Streams

When It Comes to High School Choice, Who Does the Choosing?

Thursday, October 13, 2011 - 03:17 PM

Amid a frenzy of fall high school tours, it dawned on me that the most bothersome aspect of getting my son into a New York city high school is the illusion that it is our choice.

Anyone who has studied this elaborate process for five minutes could tell you that the schools themselves — at least the popular ones — do the bulk of the choosing. This is why we call it school choice.

Amy-Stuart-WellsTeachers College Amy Stuart Wells

It is true that parents and students, after seemingly endless visits to Web sites and overcrowded open houses, rank the schools according to their preferences. But at the same time, the most coveted high schools — those with far more applicants than they can accept — are also ranking the students.

The specialized high schools — Stuyvesant, Bronx Science, Brooklyn Tech, etc. — which accept students based only on the specialized high school exam, rank students by their test score.

The so-called “screened” schools — those admitting students based on a variety of criteria that could include grades, test scores, attendance, portfolios, interviews and/or essays — also rank the applicants based on whatever combination of these factors they chose.

Then the real sorting begins. We are told that a computer matches students’ preferences against the schools’ list of favorite applicants via a magical algorithm, and — poof! — the next four years of our children’s lives are determined.

Sounds simple, organized, etc. But what the heck is an algorithm? I hear many parents asking this question, wanting to know how one of them — whatever they are — is able to decide where our children go to high school.

According to Webopedia, an algorithm is a “formula or set of steps for solving a particular problem.”

For those of us who are not math or computer science whizzes, we should be heartened to know that an algorithm “must be unambiguous and have a clear stopping point” — in this case a high school acceptance or rejection.

Yet perhaps the most interesting aspect of an algorithm is that we unknowingly use them every day, even when our children are not trying to get into a New York City high school. No kidding. In fact, a recipe for baking a chocolate cake is an algorithm, ending in a simple step: “eat.”

This comfort food metaphor to describe the “thing” that gets our children into a school may help make us more comfortable with the process. But we have to remember that as the computer is taking each step toward defining our children’s options for next year, one side of the equation is much longer than the other.

In other words, when it comes to the high schools that are most in demand citywide, each of these has many more applicants than the applicants have good options.

In fact, the high school principals and Web sites, as well as the New York City Department of Education, are not shy about telling you how many students “applied” to the most coveted schools versus how many were accepted e.g., nearly 25,000 applicants for only 830 seats at Stuyvesant High School, or about 16,400 applicants for 90 seats at the High School for American Studies at Lehman.
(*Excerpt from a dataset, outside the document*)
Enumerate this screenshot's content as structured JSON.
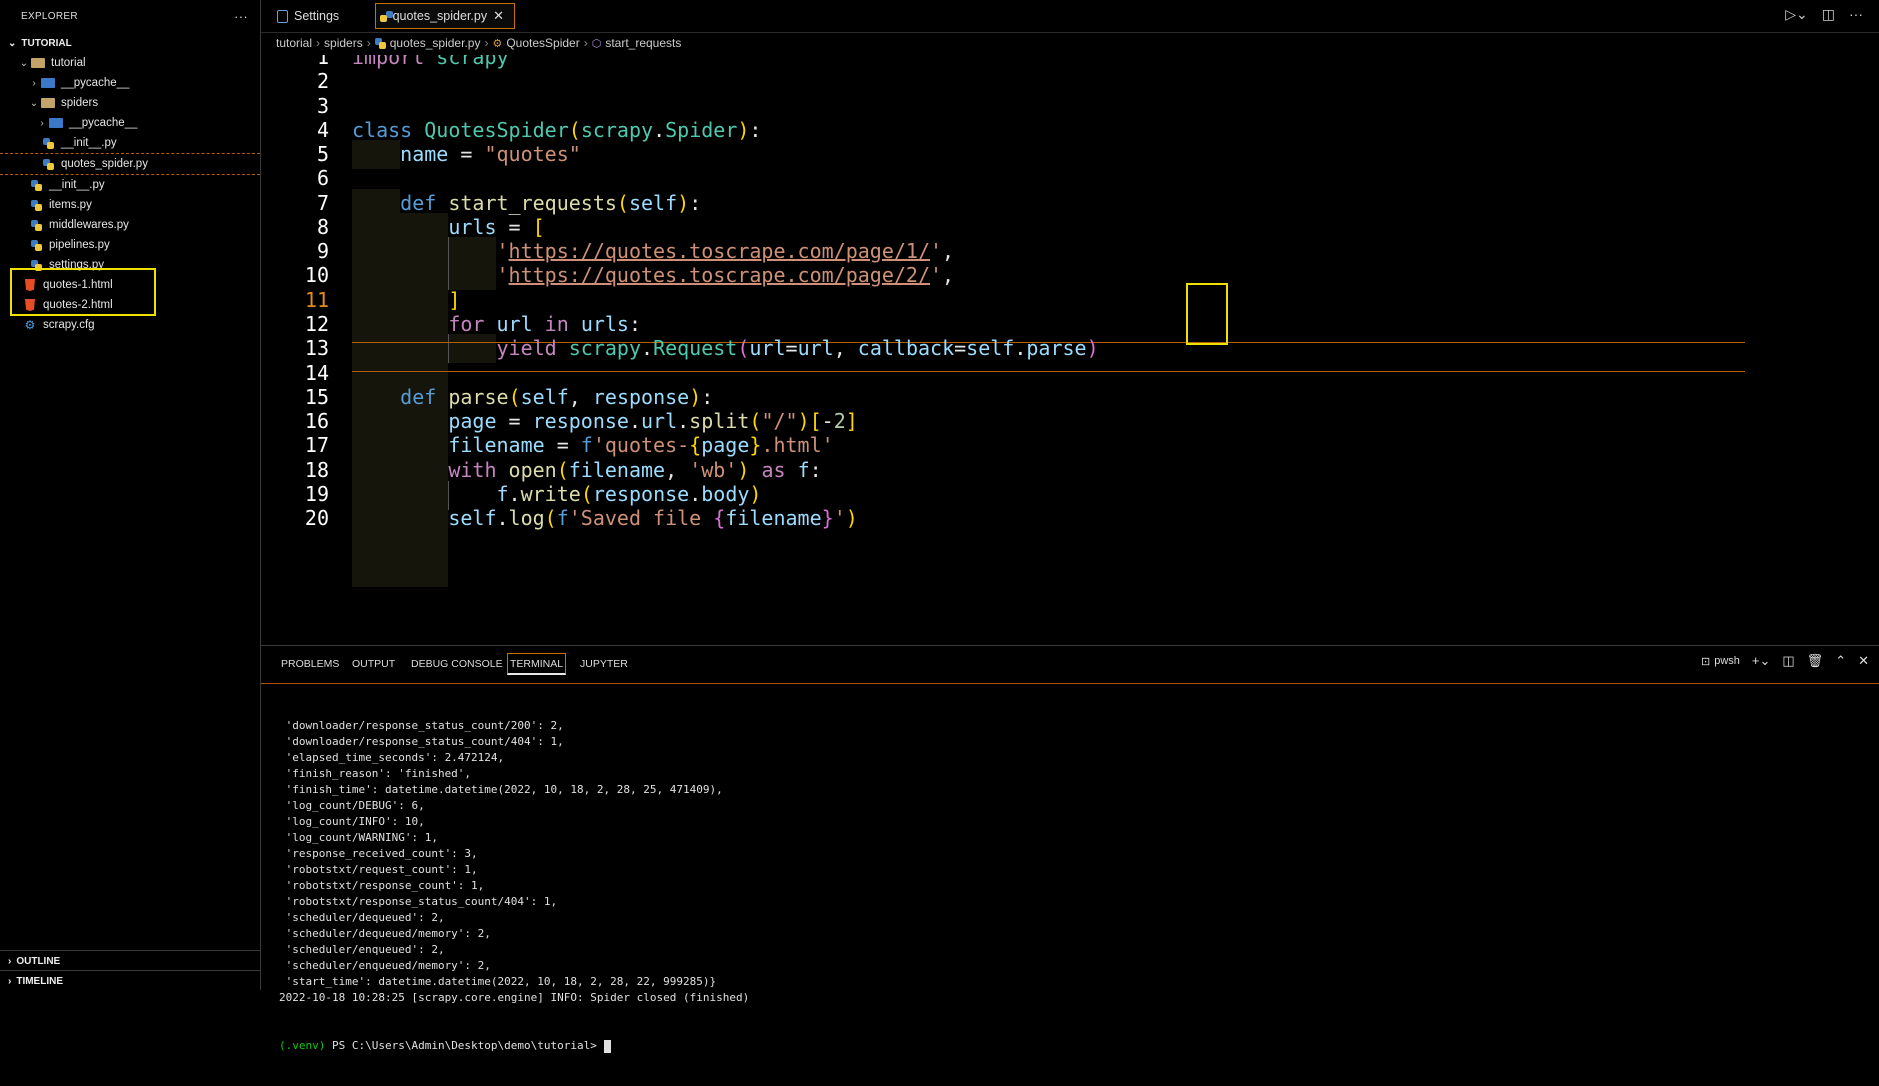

Granted, these large “applicant” numbers include any student who listed each of these schools at all. Still, the ranking, algorithmic system of high school choice in New York City means that only the schools, with their amazing lists of potential ninth graders, can have their cake and eat it, too.

Tags:

News, weather, Radiolab, Brian Lehrer and more.
Get the best of WNYC in your inbox, every morning.

Leave a Comment

Register for your own account so you can vote on comments, save your favorites, and more. Learn more.
Please stay on topic, be civil, and be brief.
Email addresses are never displayed, but they are required to confirm your comments. Names are displayed with all comments. We reserve the right to edit any comments posted on this site. Please read the Comment Guidelines before posting. By leaving a comment, you agree to New York Public Radio's Privacy Policy and Terms Of Use.

Sponsored